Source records

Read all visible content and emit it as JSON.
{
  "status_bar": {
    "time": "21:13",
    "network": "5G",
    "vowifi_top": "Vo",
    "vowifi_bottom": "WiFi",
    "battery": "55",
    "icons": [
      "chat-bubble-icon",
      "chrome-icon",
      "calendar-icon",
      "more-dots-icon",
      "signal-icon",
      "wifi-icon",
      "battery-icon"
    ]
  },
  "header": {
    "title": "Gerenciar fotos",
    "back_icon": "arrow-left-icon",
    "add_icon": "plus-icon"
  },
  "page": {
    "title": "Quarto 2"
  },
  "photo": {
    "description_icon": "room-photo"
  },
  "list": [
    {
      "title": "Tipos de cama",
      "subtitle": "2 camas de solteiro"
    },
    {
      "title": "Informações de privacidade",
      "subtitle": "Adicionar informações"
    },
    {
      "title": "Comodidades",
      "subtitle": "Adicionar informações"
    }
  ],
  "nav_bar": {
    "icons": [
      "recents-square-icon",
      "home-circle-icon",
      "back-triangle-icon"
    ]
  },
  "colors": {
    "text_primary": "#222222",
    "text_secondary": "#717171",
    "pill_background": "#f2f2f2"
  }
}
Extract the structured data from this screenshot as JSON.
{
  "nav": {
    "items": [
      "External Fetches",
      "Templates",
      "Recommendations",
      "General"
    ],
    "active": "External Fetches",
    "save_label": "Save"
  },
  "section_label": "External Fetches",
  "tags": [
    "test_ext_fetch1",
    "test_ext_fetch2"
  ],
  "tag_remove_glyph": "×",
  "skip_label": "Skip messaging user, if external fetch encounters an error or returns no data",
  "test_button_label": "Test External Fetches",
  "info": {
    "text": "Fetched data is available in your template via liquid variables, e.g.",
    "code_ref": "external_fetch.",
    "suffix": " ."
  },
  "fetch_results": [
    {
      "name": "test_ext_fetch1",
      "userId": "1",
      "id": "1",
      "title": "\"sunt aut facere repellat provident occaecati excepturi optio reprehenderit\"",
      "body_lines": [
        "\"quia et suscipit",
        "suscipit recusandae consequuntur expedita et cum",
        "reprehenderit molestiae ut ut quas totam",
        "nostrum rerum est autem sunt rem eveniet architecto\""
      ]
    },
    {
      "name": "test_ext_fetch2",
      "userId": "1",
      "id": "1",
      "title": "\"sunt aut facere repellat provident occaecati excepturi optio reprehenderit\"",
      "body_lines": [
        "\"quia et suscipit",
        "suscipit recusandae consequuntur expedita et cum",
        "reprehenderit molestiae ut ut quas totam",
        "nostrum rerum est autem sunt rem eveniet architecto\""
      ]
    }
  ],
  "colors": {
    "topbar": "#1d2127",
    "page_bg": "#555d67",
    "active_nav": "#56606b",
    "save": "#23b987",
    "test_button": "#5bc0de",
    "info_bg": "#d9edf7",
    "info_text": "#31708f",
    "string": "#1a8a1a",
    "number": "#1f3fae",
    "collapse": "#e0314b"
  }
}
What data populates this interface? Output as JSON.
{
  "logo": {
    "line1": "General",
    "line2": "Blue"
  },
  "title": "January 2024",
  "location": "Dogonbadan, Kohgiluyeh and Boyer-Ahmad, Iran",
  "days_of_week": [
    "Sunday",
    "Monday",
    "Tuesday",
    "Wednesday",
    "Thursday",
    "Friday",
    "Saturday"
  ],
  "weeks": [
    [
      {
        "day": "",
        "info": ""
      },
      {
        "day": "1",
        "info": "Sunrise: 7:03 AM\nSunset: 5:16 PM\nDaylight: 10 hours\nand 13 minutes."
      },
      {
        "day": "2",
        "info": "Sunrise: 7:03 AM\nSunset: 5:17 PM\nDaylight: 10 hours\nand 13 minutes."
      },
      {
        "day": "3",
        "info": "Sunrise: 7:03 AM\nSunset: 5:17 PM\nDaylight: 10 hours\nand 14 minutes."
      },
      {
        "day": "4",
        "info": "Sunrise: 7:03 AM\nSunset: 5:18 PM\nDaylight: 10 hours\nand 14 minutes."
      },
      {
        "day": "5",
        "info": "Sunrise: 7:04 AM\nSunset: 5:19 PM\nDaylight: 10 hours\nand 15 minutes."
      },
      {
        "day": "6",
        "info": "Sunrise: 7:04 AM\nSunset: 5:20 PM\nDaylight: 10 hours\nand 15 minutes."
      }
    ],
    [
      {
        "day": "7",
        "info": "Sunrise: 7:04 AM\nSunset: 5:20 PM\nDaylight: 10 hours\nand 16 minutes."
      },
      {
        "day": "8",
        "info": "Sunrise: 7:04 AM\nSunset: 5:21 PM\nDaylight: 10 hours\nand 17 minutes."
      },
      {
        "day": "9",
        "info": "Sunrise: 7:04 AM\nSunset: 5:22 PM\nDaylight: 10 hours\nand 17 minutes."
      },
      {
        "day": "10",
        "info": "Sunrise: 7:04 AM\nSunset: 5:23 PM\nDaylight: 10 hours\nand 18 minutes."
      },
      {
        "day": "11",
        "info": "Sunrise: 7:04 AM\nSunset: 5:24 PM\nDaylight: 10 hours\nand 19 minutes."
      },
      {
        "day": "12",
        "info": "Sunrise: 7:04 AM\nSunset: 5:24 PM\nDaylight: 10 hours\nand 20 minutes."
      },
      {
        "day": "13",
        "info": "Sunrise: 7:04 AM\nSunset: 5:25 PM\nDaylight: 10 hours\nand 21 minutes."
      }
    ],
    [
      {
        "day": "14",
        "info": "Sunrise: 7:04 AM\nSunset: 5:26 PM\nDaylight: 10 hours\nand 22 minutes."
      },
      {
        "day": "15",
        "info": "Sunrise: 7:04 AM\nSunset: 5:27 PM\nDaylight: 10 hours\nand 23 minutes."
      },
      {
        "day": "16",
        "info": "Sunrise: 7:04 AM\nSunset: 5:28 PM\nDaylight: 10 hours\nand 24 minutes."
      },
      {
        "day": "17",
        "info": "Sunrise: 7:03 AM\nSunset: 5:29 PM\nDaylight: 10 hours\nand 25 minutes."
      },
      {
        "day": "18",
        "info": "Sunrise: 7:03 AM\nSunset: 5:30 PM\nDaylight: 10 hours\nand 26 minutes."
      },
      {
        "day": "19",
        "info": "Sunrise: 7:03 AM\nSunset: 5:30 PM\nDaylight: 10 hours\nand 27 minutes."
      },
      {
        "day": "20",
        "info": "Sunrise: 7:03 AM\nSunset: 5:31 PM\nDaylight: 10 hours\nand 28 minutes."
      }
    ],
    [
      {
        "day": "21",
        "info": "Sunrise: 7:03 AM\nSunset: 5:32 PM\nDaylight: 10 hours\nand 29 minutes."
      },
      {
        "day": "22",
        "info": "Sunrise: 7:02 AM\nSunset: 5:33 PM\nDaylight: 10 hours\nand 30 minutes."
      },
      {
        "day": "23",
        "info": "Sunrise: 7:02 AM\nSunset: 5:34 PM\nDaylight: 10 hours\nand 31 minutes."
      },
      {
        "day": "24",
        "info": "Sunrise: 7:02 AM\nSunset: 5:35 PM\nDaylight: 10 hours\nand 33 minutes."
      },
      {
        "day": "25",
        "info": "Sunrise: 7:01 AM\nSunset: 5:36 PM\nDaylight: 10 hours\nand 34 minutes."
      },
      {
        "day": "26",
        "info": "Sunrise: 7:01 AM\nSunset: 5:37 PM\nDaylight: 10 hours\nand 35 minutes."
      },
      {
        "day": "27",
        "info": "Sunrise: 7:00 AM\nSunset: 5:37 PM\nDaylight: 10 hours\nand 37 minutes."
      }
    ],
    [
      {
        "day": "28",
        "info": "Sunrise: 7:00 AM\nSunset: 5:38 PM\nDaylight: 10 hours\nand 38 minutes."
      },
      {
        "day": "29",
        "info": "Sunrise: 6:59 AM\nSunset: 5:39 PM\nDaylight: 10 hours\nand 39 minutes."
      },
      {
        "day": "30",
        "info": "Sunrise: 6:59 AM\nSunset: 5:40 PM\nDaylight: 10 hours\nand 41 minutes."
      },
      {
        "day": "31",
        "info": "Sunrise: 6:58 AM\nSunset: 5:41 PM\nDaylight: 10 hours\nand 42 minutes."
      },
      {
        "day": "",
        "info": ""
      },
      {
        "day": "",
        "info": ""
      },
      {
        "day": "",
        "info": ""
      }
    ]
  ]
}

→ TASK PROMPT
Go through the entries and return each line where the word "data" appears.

→ EXERCISE OUTPUT
Extract the structured data from this screenshot as JSON.
  "skip_label": "Skip messaging user, if external fetch encounters an error or returns no data",
    "text": "Fetched data is available in your template via liquid variables, e.g.",
What data populates this interface? Output as JSON.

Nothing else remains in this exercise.